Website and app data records
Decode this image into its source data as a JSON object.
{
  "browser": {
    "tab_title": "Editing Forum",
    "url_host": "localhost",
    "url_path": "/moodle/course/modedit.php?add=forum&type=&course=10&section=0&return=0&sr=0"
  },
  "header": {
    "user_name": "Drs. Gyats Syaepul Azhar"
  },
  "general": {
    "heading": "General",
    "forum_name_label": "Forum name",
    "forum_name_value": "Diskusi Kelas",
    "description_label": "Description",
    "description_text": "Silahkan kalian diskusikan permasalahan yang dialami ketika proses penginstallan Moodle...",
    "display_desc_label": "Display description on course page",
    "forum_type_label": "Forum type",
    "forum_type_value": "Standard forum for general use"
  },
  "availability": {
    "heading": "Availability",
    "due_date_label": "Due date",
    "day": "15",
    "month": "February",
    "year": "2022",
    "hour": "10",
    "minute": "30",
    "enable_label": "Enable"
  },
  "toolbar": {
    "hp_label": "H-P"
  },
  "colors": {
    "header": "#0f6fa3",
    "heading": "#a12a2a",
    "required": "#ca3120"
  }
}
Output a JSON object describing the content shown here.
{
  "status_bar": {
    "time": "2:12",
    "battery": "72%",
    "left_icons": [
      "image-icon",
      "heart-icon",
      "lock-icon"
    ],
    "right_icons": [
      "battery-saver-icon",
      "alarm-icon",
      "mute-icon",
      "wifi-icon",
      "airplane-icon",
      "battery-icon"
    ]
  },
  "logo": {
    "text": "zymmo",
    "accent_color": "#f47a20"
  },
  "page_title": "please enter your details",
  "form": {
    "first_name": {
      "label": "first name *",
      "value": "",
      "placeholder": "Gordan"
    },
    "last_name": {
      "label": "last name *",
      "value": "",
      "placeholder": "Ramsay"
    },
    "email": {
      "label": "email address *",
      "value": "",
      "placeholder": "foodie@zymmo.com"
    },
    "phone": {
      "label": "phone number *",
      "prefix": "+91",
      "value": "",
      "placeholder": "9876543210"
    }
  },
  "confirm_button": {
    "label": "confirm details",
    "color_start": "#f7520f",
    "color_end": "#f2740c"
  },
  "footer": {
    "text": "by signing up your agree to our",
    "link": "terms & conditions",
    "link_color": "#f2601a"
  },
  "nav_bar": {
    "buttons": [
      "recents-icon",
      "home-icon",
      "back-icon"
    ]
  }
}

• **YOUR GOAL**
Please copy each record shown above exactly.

• **RESPONSE AREA**
Decode this image into its source data as a JSON object.
{
  "browser": {
    "tab_title": "Editing Forum",
    "url_host": "localhost",
    "url_path": "/moodle/course/modedit.php?add=forum&type=&course=10&section=0&return=0&sr=0"
  },
  "header": {
    "user_name": "Drs. Gyats Syaepul Azhar"
  },
  "general": {
    "heading": "General",
    "forum_name_label": "Forum name",
    "forum_name_value": "Diskusi Kelas",
    "description_label": "Description",
    "description_text": "Silahkan kalian diskusikan permasalahan yang dialami ketika proses penginstallan Moodle...",
    "display_desc_label": "Display description on course page",
    "forum_type_label": "Forum type",
    "forum_type_value": "Standard forum for general use"
  },
  "availability": {
    "heading": "Availability",
    "due_date_label": "Due date",
    "day": "15",
    "month": "February",
    "year": "2022",
    "hour": "10",
    "minute": "30",
    "enable_label": "Enable"
  },
  "toolbar": {
    "hp_label": "H-P"
  },
  "colors": {
    "header": "#0f6fa3",
    "heading": "#a12a2a",
    "required": "#ca3120"
  }
}
Output a JSON object describing the content shown here.
{
  "status_bar": {
    "time": "2:12",
    "battery": "72%",
    "left_icons": [
      "image-icon",
      "heart-icon",
      "lock-icon"
    ],
    "right_icons": [
      "battery-saver-icon",
      "alarm-icon",
      "mute-icon",
      "wifi-icon",
      "airplane-icon",
      "battery-icon"
    ]
  },
  "logo": {
    "text": "zymmo",
    "accent_color": "#f47a20"
  },
  "page_title": "please enter your details",
  "form": {
    "first_name": {
      "label": "first name *",
      "value": "",
      "placeholder": "Gordan"
    },
    "last_name": {
      "label": "last name *",
      "value": "",
      "placeholder": "Ramsay"
    },
    "email": {
      "label": "email address *",
      "value": "",
      "placeholder": "foodie@zymmo.com"
    },
    "phone": {
      "label": "phone number *",
      "prefix": "+91",
      "value": "",
      "placeholder": "9876543210"
    }
  },
  "confirm_button": {
    "label": "confirm details",
    "color_start": "#f7520f",
    "color_end": "#f2740c"
  },
  "footer": {
    "text": "by signing up your agree to our",
    "link": "terms & conditions",
    "link_color": "#f2601a"
  },
  "nav_bar": {
    "buttons": [
      "recents-icon",
      "home-icon",
      "back-icon"
    ]
  }
}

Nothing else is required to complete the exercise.